It's been over half a year since Ubisoft's last E3 presser, but I've yet to see a game reveal, next gen or otherwise, that exceeds the publisher's Watch_Dogs in the "stand on table and wave your unmentionables around" stakes. (Capcom's Deep Down teaser at the Stayplation Four reveal is probably nearest the mark.) An open world adventure in which you can wirelessly hack Chicago's infrastructure using a smartphone, this sinisterly beautiful effort is at once tailor-made with cutting edge connectivity in mind and a critique of that technology's ubiquity.
Ubisoft has yet to tell the whole story about Watch_Dogs, and in some ways I hope they never do - far too many modern games (like Batman: Arkham City, for instance) have their guts torn out by marketing campaigns long before they hit shelves. Still, a little more info on just how the core concepts add up to a GTA 5 beating offering would be nice. As luck would have it, creative director Jonathan Morin and senior producer Dominic Guay have just released a new Q&A, shedding a few tentative rays on the game's open world and online systems. I've chopped out the new stuff and published it below, for your urgent consideration.
Ubisoft wants to debunk traditional morality systems
There's a "Reputation gauge" in Watch_Dogs which reflects how you approach both main story and optional missions, but it's no abstract BioWare-style exercise in karmic bean-counting. Instead, Morin hopes to interrogate how popular perceptions of an individual are shaped, while challenging players to deal with the possibility that their actions may be misconstrued.
"In WATCH_DOGS, every open world moment needs to be treated seriously," he wrote. "Every action the player takes will have a direct consequence. When you cause chaos, people will be endangered. The media will talk about it. They will influence how the population perceives your actions and it will alter your relationship with the world. In the game, there will be a Reputation System that will focus on the player's attitude towards collateral damages. Is he causing a lot of havoc that injures or kills citizens? Is he acting heroically or like a criminal?
"Each action will have Positive and Negative effects," the Q&A continues. "The player will choose how he wants to play and the game will not judge him. Our system will simply recognize the shades of greys our society is made of and reflect it back on the player.
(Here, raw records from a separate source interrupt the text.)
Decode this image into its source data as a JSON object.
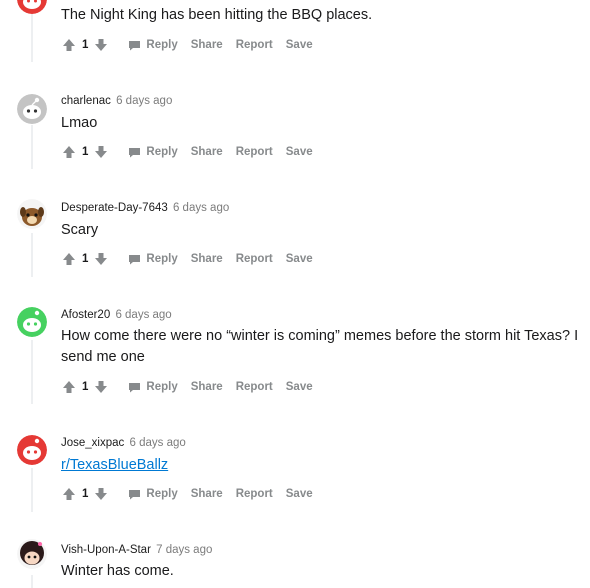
{
  "actions": {
    "reply": "Reply",
    "share": "Share",
    "report": "Report",
    "save": "Save"
  },
  "comments": [
    {
      "username": "",
      "time": "",
      "body": "The Night King has been hitting the BBQ places.",
      "votes": "1",
      "avatar": "red-snoo-icon"
    },
    {
      "username": "charlenac",
      "time": "6 days ago",
      "body": "Lmao",
      "votes": "1",
      "avatar": "gray-snoo-icon"
    },
    {
      "username": "Desperate-Day-7643",
      "time": "6 days ago",
      "body": "Scary",
      "votes": "1",
      "avatar": "dog-snoo-icon"
    },
    {
      "username": "Afoster20",
      "time": "6 days ago",
      "body": "How come there were no “winter is coming” memes before the storm hit Texas? I send me one",
      "votes": "1",
      "avatar": "green-snoo-icon"
    },
    {
      "username": "Jose_xixpac",
      "time": "6 days ago",
      "body": "r/TexasBlueBallz",
      "votes": "1",
      "avatar": "red-snoo-icon"
    },
    {
      "username": "Vish-Upon-A-Star",
      "time": "7 days ago",
      "body": "Winter has come.",
      "votes": "",
      "avatar": "dark-hair-snoo-icon"
    }
  ]
}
We are not building one of those yin and yang systems that always end up feeling gamey and out of place. Our Reputation System will focus more on how people in our society tend to forge their opinion and this is yet another fascinating subject in relation with our main theme: the influence of technology within our society."
Your narrative is as, if not more important than Aiden's
The main character is Aiden Pearce, "a man shaped by violence and obsessed with surveillance, who monitors his family 24/7 in secret to protect them from something that happened in the past." Sounds like there's the makings of a powerful story there... but the player's own choices as to larger questions will ultimately transcend Aiden's personal struggle. "Aiden doesn't intervene, the player does," writes Morin. "As you play Aiden Pearce, you will go from a personal mission to something far more important. Players will progressively live a clash between Aiden's drama and everybody else's problems.